Greek goddess Europa adorns new five-euro note

Image caption,
In ancient times Europa's name referred to Thrace - a region in the Balkans

The ancient Greek goddess Europa features on a new five-euro note unveiled by the European Central Bank.

It appears as both a watermark and hologram on the note, which otherwise largely resembles its predecessor.

Other notes will likewise be reissued in what is only the second series of euro banknotes since the single currency's launch on 1 January 1999.

The new series will be phased in over several years with the five-euro note entering circulation in May.

Europa has featured on some euro coins before.

The new notes are appearing at a time of continued uncertainty about the 17-nation eurozone's stability. Last year there was intense speculation that struggling Greece might have to exit the eurozone, so some may see it as ironic that a Greek goddess is now the face of the euro.

In order to use up remaining stocks in many eurozone countries, the original five-euro notes will be issued for several months alongside the new ones. The two series will circulate in parallel as legal tender.

The ECB has not yet set a termination date for the first series as legal tender, and says the deadline will be announced well in advance.

In Greek mythology, Europa was a noble Phoenician woman whose beauty inspired the god Zeus to seduce her. He appeared to her as a white bull and carried her away to Crete. Later she bore Zeus three sons, one of whom, Minos, became ruler of Crete.

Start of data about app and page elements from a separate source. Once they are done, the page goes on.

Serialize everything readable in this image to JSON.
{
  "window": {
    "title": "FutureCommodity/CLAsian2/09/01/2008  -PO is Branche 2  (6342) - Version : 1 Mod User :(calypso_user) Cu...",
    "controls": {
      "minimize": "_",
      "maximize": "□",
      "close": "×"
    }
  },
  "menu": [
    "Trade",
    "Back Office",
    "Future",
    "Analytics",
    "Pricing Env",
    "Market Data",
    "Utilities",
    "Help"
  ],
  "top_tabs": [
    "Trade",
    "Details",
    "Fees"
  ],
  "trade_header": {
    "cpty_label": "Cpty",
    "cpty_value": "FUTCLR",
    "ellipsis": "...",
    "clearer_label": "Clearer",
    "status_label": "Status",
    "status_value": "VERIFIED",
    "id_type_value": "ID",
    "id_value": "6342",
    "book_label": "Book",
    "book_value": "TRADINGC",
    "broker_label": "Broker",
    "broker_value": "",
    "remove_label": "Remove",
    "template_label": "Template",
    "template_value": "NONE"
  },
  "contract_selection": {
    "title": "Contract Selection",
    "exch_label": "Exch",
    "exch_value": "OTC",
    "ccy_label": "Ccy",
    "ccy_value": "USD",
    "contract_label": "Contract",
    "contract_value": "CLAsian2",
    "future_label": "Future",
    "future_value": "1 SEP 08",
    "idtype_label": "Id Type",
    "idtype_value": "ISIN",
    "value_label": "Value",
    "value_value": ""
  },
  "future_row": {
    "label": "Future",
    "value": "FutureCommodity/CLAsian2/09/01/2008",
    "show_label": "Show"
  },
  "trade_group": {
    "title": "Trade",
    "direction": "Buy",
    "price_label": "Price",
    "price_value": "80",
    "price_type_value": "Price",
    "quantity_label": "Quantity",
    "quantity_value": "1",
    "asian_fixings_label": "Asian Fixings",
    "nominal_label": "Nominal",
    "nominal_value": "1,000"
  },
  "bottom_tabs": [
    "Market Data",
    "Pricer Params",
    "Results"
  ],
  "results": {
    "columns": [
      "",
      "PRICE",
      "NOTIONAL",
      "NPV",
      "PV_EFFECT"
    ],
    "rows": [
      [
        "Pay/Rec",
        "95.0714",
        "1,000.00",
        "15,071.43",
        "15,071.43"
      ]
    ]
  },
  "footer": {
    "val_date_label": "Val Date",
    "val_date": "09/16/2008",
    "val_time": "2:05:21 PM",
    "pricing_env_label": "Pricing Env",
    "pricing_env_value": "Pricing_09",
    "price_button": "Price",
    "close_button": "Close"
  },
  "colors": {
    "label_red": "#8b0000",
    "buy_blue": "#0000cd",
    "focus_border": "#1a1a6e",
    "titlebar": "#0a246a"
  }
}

The image used on the five-euro note comes from a vase in the Louvre Museum in Paris. The vase is more than 2,000 years old and was found in southern Italy.